Rick Juchems raises 470 acres of corn and soybeans, and finishes 5,000 hogs annually at his farm in northeast Iowa near Plainfield. Rick started using cover crops in 2003 and now raises cover crops on all his crop acres. Rick spoke about his experience with cover crops on his farm. Rick’s PowerPoint
Rick started his presentation by defining cover crops: “Cover crops are a living crop grown after harvesting a cash crop—cereal rye, oats, wheat…anything that will turn green in fall and protect the soil.”
Rick talked about benefits he is seeing on his farm, including: reduced wind and water erosion; reduced nutrient runoff; reduced fertilizer, herbicide and pesticide rates and costs; increased organic matter and soil health; and weed suppression.
Rick said, “I’m growing bacteria and earthworms and producing a healthier soil. Turkey, quail, and pheasants are returning to my farm. I can now hear pheasants cackle in the morning and evening, which hasn’t happened for a long time.”
Or $50, $110…whatever annual membership dues you provide Practical Farmers each year.
We do rely on membership income to reach budgetary goals. Reaching these goals provides us funding to be farmer-directed and provide programming relevant to our members and their needs.
However, membership in Practical Farmers of Iowa provides us much more than fiscal support. I get excited each time I see a new member, often googling farm or business names (such as new members St. Andrews Holy Carp Fertilizer) to find out what new expertise and observations they are going to bring to the PFI network.
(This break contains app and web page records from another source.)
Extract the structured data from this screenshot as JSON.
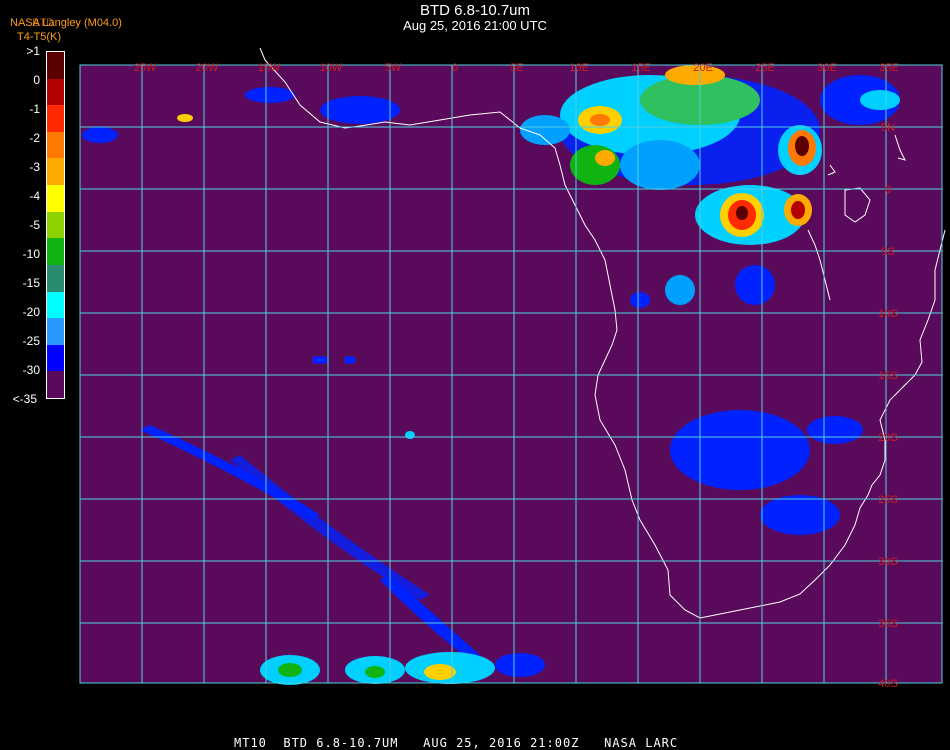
{
  "header": {
    "title": "BTD 6.8-10.7um",
    "datetime": "Aug 25, 2016 21:00 UTC",
    "credit": "NASA Langley (M04.0)",
    "overlap_label": "BTD",
    "units": "T4-T5(K)"
  },
  "legend": {
    "labels": [
      ">1",
      "0",
      "-1",
      "-2",
      "-3",
      "-4",
      "-5",
      "-10",
      "-15",
      "-20",
      "-25",
      "-30",
      "<-35"
    ],
    "colors": [
      "#5a0000",
      "#b40000",
      "#ff2a00",
      "#ff7800",
      "#ffaa00",
      "#ffff00",
      "#8cd200",
      "#10b410",
      "#2a8c6e",
      "#00ffff",
      "#2a96ff",
      "#0000ff",
      "#5a0a5a"
    ]
  },
  "map": {
    "background": "#5a0a5a",
    "grid_color": "#4fd1e0",
    "label_color": "#cc2020",
    "lon_labels": [
      "25W",
      "20W",
      "15W",
      "10W",
      "5W",
      "0",
      "5E",
      "10E",
      "15E",
      "20E",
      "25E",
      "30E",
      "35E"
    ],
    "lat_labels": [
      "5N",
      "0",
      "5S",
      "10S",
      "15S",
      "20S",
      "25S",
      "30S",
      "35S",
      "40S"
    ]
  },
  "footer": {
    "text": "MT10  BTD 6.8-10.7UM   AUG 25, 2016 21:00Z   NASA LARC"
  }
}
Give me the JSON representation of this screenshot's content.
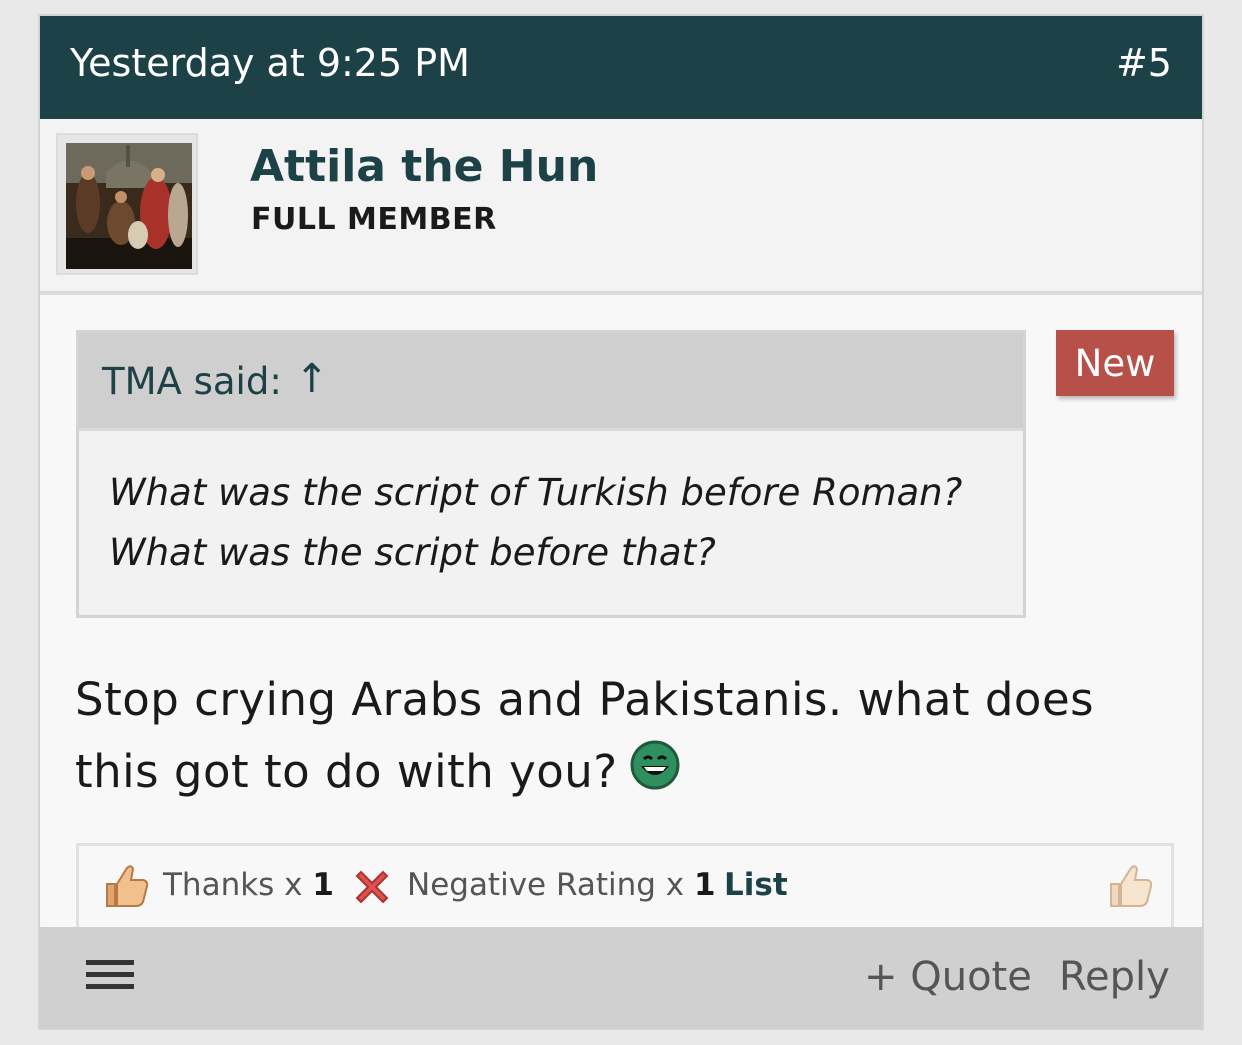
{
  "post": {
    "date": "Yesterday at 9:25 PM",
    "number": "#5"
  },
  "author": {
    "name": "Attila the Hun",
    "rank": "FULL MEMBER"
  },
  "quote": {
    "author": "TMA said:",
    "arrow": "↑",
    "text": "What was the script of Turkish before Roman? What was the script before that?"
  },
  "badge": {
    "label": "New",
    "color": "#b8504a"
  },
  "message": {
    "text": "Stop crying Arabs and Pakistanis. what does this got to do with you?",
    "emoji": "grin-icon"
  },
  "reactions": {
    "thanks_label": "Thanks x",
    "thanks_count": "1",
    "negative_label": "Negative Rating x",
    "negative_count": "1",
    "list_label": "List"
  },
  "footer": {
    "quote_label": "+ Quote",
    "reply_label": "Reply"
  },
  "colors": {
    "header_bg": "#1c4147",
    "accent": "#1c4147",
    "footer_bg": "#d0d0d0"
  }
}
Here are reasons some of our board members would like to see more Practical Farmers members: Continue reading